§ **What to do**
An exact copy of the data is required. No picture may appear in it.

§ **Data to examine**
►

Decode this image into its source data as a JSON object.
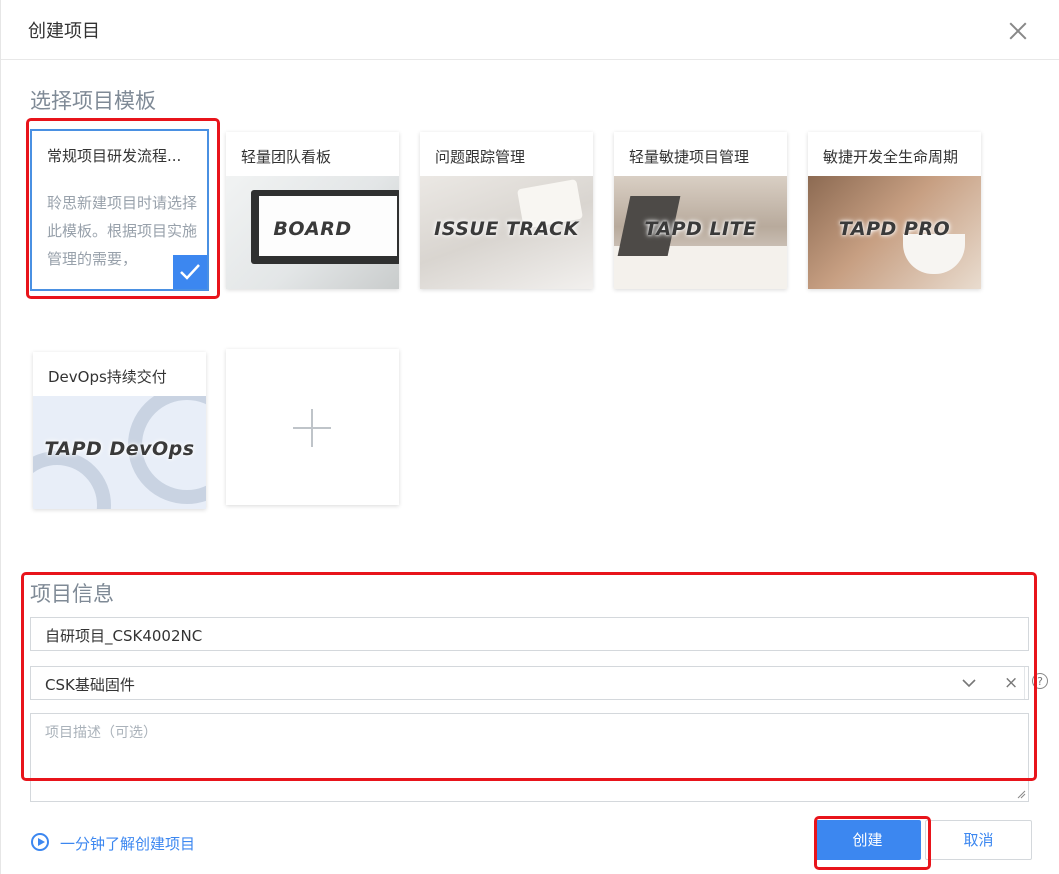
{
  "dialog": {
    "title": "创建项目"
  },
  "templates": {
    "section_title": "选择项目模板",
    "selected": {
      "title": "常规项目研发流程...",
      "description": "聆思新建项目时请选择此模板。根据项目实施管理的需要，"
    },
    "cards": [
      {
        "title": "轻量团队看板",
        "image_label": "BOARD"
      },
      {
        "title": "问题跟踪管理",
        "image_label": "ISSUE TRACK"
      },
      {
        "title": "轻量敏捷项目管理",
        "image_label": "TAPD LITE"
      },
      {
        "title": "敏捷开发全生命周期",
        "image_label": "TAPD PRO"
      },
      {
        "title": "DevOps持续交付",
        "image_label": "TAPD DevOps"
      }
    ]
  },
  "info": {
    "section_title": "项目信息",
    "name_value": "自研项目_CSK4002NC",
    "category_value": "CSK基础固件",
    "clear_glyph": "×",
    "help_glyph": "?",
    "description_placeholder": "项目描述（可选）"
  },
  "footer": {
    "help_link": "一分钟了解创建项目",
    "create_label": "创建",
    "cancel_label": "取消"
  },
  "colors": {
    "accent": "#3c87f0",
    "highlight": "#e8141b"
  }
}
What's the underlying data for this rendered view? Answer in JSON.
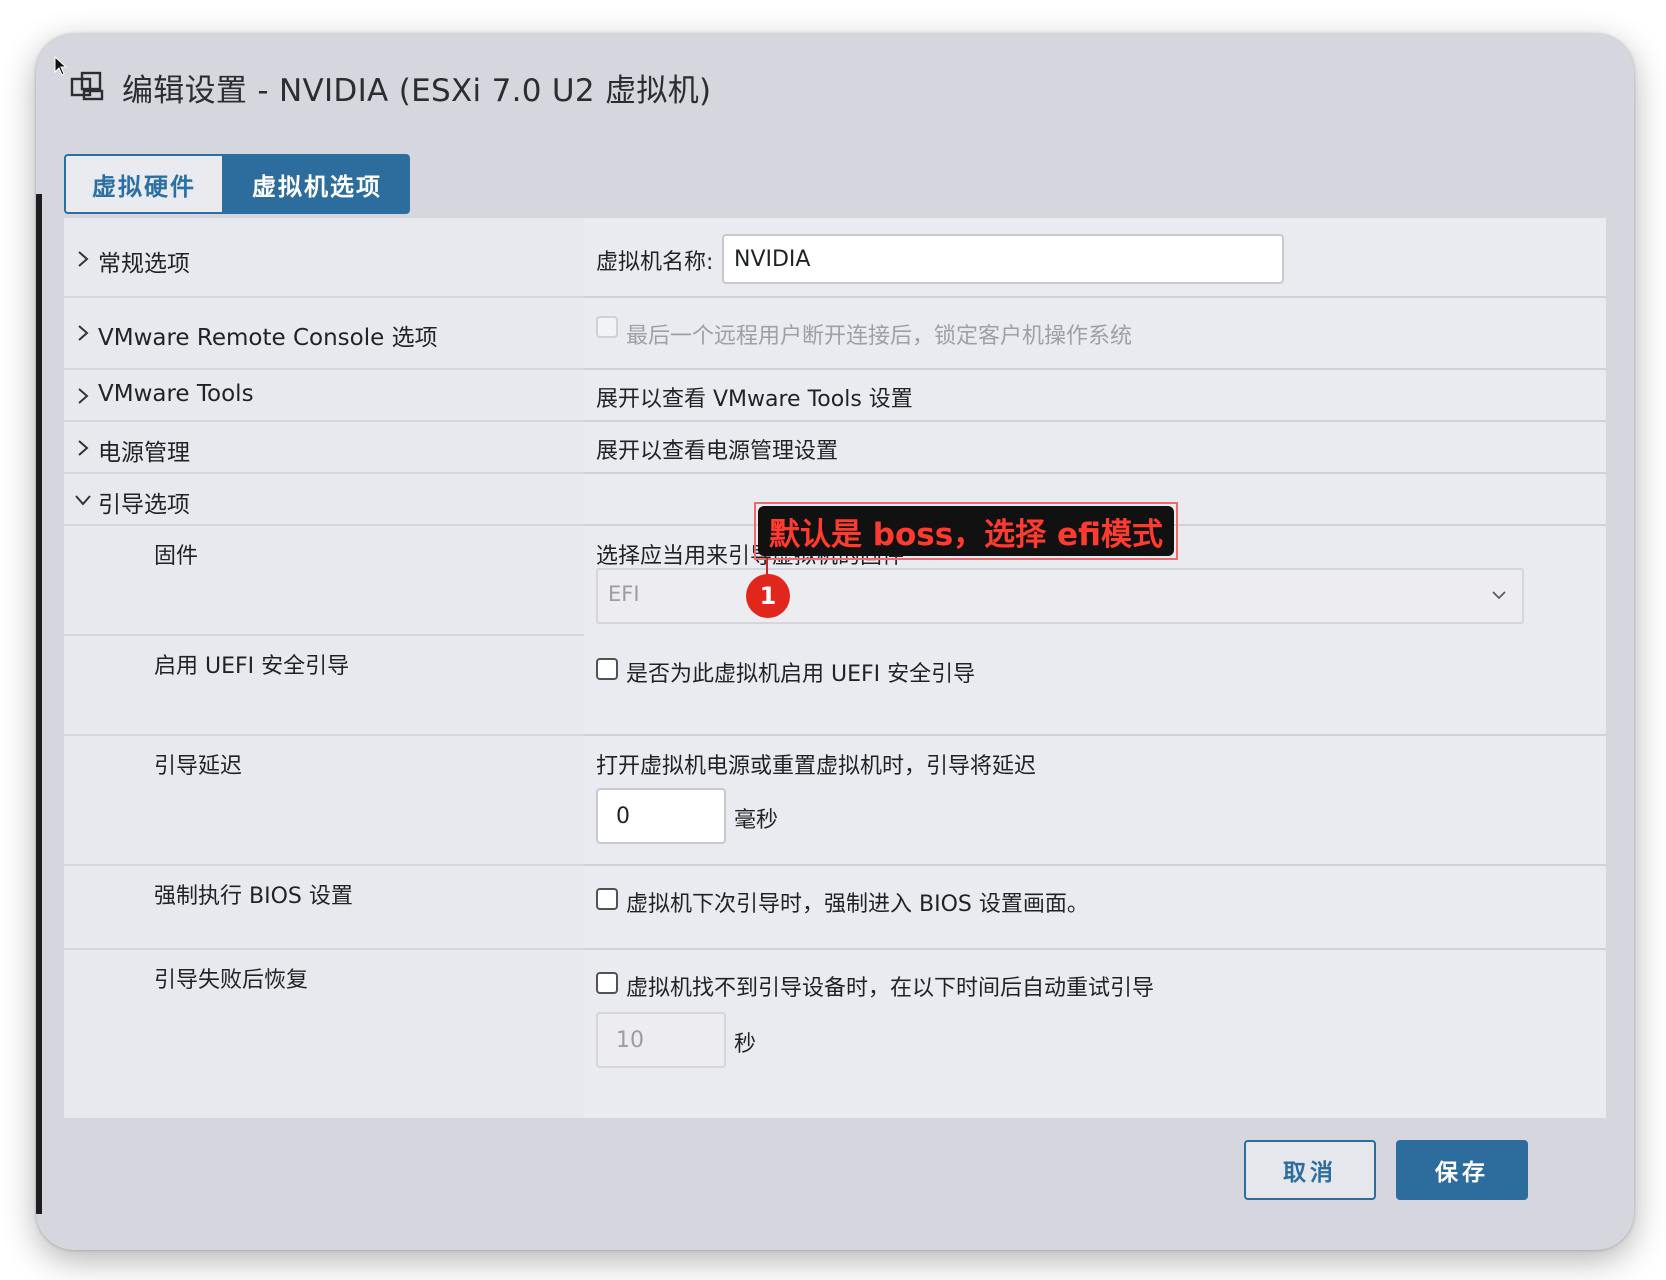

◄

§ **Task answer**
Decode this image into its source data as a JSON object.
{
  "dialog": {
    "title": "创建项目"
  },
  "templates": {
    "section_title": "选择项目模板",
    "selected": {
      "title": "常规项目研发流程...",
      "description": "聆思新建项目时请选择此模板。根据项目实施管理的需要，"
    },
    "cards": [
      {
        "title": "轻量团队看板",
        "image_label": "BOARD"
      },
      {
        "title": "问题跟踪管理",
        "image_label": "ISSUE TRACK"
      },
      {
        "title": "轻量敏捷项目管理",
        "image_label": "TAPD LITE"
      },
      {
        "title": "敏捷开发全生命周期",
        "image_label": "TAPD PRO"
      },
      {
        "title": "DevOps持续交付",
        "image_label": "TAPD DevOps"
      }
    ]
  },
  "info": {
    "section_title": "项目信息",
    "name_value": "自研项目_CSK4002NC",
    "category_value": "CSK基础固件",
    "clear_glyph": "×",
    "help_glyph": "?",
    "description_placeholder": "项目描述（可选）"
  },
  "footer": {
    "help_link": "一分钟了解创建项目",
    "create_label": "创建",
    "cancel_label": "取消"
  },
  "colors": {
    "accent": "#3c87f0",
    "highlight": "#e8141b"
  }
}
What's the underlying data for this rendered view? Answer in JSON.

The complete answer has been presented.